> Task objective
Collect every line below that contains the word "placeholder".

'''

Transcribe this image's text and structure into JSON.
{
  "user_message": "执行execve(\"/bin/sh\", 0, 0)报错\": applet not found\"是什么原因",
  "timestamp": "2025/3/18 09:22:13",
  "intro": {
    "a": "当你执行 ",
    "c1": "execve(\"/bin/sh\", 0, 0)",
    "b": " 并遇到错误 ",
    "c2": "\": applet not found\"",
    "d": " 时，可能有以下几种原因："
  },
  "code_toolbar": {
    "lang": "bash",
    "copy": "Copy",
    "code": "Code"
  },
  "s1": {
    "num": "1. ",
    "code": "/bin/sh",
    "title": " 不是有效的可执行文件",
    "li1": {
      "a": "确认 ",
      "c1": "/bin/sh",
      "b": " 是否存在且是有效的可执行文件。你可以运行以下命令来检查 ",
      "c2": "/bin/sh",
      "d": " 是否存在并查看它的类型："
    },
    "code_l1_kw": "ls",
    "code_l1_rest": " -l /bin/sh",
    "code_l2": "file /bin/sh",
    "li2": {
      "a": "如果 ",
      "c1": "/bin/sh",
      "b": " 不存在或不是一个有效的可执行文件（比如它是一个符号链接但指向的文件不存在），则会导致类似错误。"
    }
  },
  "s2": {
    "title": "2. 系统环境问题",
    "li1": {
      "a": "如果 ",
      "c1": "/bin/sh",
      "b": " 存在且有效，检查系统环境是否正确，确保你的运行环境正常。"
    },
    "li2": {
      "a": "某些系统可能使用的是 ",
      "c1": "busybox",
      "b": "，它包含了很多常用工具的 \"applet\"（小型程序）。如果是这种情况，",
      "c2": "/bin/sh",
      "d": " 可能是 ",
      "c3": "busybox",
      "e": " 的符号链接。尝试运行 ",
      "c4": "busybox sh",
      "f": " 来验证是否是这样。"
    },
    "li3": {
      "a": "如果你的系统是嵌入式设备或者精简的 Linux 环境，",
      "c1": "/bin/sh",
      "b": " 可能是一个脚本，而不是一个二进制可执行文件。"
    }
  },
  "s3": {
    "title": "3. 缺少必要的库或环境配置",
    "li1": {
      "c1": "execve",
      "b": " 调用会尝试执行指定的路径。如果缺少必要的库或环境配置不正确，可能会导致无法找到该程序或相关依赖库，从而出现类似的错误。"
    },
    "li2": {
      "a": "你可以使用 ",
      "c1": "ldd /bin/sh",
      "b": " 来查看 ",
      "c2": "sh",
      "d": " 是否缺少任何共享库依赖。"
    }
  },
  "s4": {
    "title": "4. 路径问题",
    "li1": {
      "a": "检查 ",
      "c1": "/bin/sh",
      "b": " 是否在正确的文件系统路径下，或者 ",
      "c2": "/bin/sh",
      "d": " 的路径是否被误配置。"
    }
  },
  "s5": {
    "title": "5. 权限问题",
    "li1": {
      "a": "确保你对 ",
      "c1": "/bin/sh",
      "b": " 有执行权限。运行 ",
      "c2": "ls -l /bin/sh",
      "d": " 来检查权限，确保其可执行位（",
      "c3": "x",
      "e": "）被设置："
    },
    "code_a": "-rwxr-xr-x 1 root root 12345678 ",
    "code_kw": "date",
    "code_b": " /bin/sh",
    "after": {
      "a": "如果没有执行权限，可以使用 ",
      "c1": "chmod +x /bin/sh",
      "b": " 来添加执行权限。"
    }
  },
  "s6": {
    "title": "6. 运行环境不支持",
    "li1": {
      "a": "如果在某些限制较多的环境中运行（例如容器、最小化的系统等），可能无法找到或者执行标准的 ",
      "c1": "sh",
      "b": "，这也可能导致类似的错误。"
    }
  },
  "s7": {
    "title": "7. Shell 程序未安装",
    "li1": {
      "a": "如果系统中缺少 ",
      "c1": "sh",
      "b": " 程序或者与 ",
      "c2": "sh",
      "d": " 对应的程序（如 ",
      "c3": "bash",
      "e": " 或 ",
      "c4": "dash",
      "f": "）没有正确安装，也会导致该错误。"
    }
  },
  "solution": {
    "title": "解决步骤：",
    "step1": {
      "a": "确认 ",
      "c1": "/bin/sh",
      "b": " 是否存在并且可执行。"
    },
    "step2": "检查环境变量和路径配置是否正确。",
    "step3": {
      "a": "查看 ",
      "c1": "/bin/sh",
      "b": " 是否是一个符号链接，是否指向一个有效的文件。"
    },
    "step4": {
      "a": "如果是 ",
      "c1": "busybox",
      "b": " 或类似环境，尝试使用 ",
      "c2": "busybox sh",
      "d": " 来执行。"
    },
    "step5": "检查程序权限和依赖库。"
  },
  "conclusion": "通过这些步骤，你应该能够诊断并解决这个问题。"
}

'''
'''

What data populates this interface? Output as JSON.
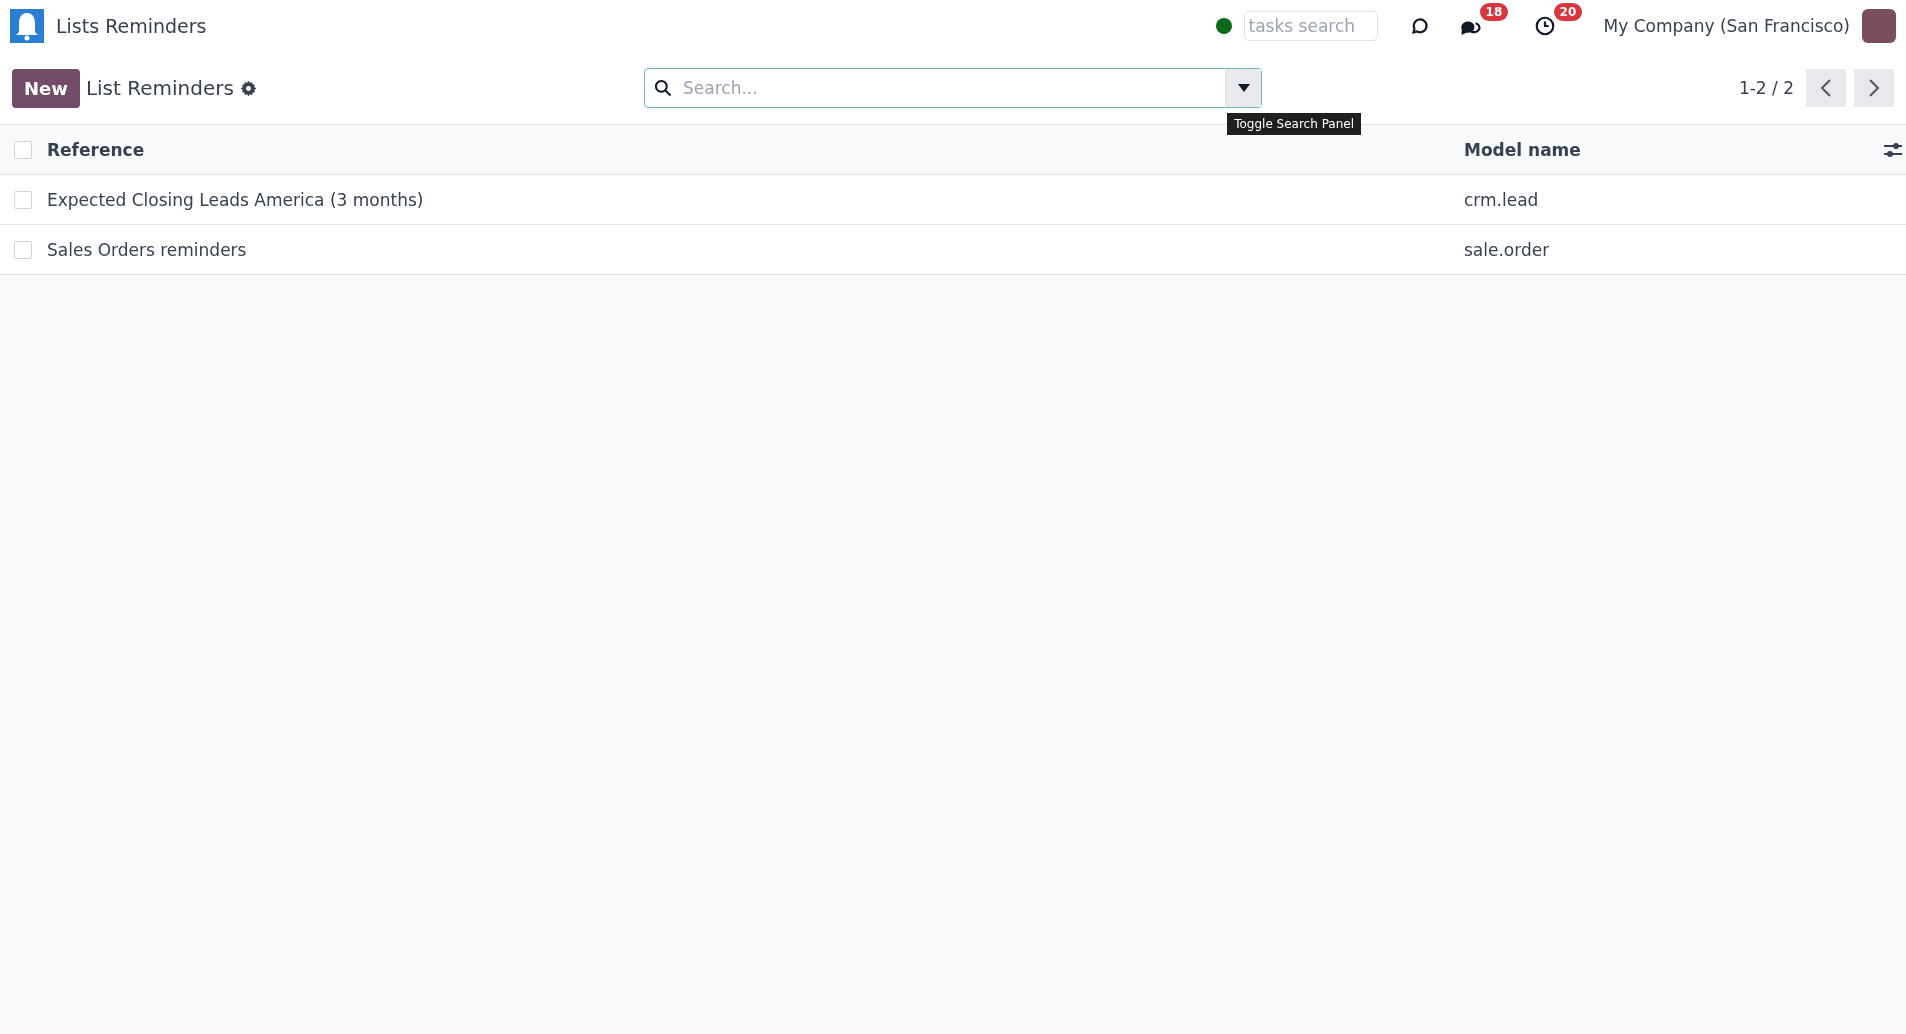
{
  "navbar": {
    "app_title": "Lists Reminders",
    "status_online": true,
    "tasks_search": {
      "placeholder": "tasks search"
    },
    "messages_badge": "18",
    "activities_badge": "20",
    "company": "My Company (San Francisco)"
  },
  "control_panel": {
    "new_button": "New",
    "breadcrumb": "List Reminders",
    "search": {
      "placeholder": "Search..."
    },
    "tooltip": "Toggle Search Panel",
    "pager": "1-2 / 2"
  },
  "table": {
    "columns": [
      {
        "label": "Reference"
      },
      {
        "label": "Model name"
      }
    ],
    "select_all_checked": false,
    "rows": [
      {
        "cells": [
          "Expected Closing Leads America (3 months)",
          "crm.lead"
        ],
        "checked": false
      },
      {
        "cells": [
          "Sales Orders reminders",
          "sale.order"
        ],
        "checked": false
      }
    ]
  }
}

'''

> Answer box
      "placeholder": "tasks search"
      "placeholder": "Search..."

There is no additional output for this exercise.